Traditional media sources don’t allow for live interaction. Videos do not provide a direct response to children’s cues. But advances in technology have created opportunities for responsive interactions. One example is video chat programs.
Through video chat, children are not just watching the screen. They can be active participants in a conversation. Many families use video chats to communicate with far-away friends or family members.
And research suggests children learn from this type of communication. Toddlers around two years old can learn new words from a video chat interaction just as well as they do from a live social interaction. However, toddlers do not learn language from watching a traditional video.
Whether it’s in person or on video chat, young children are attuned to what’s going on around them. They notice the type of speech we use, where we are looking, what our actions are, and whether we respond to their behaviors. As children grow, responsive adults can nurture learning through everyday interactions.

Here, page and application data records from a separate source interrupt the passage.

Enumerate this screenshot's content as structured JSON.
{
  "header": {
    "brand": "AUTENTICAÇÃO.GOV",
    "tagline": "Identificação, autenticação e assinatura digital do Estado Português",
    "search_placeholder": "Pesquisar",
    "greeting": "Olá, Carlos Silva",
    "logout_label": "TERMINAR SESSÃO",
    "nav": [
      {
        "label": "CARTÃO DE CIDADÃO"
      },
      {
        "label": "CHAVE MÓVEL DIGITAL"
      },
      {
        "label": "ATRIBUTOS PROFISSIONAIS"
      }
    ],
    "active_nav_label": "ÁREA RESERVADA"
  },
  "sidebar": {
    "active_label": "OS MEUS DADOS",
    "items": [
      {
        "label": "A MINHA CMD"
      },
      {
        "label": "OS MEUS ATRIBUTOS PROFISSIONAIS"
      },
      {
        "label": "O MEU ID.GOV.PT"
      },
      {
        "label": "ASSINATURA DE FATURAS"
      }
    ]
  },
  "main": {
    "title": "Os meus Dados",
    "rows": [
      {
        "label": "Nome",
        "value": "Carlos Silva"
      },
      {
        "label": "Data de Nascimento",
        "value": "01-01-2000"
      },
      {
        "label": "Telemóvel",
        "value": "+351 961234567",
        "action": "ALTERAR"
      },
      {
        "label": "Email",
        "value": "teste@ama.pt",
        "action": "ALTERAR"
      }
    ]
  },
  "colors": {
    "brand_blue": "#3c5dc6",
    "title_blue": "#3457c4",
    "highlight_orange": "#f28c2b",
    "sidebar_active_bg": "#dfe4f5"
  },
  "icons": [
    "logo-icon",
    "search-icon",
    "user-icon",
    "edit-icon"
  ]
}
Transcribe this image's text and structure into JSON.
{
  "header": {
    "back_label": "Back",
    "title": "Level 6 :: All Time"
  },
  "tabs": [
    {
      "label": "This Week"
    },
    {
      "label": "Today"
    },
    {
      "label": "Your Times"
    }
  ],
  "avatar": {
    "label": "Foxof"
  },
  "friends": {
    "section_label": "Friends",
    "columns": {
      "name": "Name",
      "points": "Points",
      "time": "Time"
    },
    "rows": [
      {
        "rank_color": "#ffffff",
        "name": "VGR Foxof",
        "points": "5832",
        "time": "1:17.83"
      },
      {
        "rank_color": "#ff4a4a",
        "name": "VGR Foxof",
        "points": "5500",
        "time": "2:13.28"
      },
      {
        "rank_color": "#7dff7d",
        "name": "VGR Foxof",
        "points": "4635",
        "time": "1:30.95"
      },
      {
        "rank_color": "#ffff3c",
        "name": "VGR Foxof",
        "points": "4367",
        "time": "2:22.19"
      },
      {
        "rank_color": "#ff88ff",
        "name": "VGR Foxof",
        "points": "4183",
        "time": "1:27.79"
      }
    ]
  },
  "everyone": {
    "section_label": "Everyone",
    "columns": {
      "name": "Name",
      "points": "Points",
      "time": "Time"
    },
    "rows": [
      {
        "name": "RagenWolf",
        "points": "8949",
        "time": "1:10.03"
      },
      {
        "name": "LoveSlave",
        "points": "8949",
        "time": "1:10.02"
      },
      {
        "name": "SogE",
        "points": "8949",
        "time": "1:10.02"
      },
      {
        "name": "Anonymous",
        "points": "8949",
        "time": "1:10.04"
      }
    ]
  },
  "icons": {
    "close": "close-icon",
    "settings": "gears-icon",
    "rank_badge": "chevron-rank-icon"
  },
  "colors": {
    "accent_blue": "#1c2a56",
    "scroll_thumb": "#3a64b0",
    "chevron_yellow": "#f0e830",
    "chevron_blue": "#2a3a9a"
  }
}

In the next part of this module, we will discuss some specific features of face-to-face interactions that make them so important for children’s learning.
- Back-and-forth or contingent interactions
- exchanges in which a caregiver times her responses to a child’s behavior
- observing then reproducing, or copying, a behavior
- Infant-directed speech
- a special tone and style of speech used to talk to young children. It’s also called parentese.
- the support a caregiver provides a child to help her achieve more than she would be able to accomplish on her own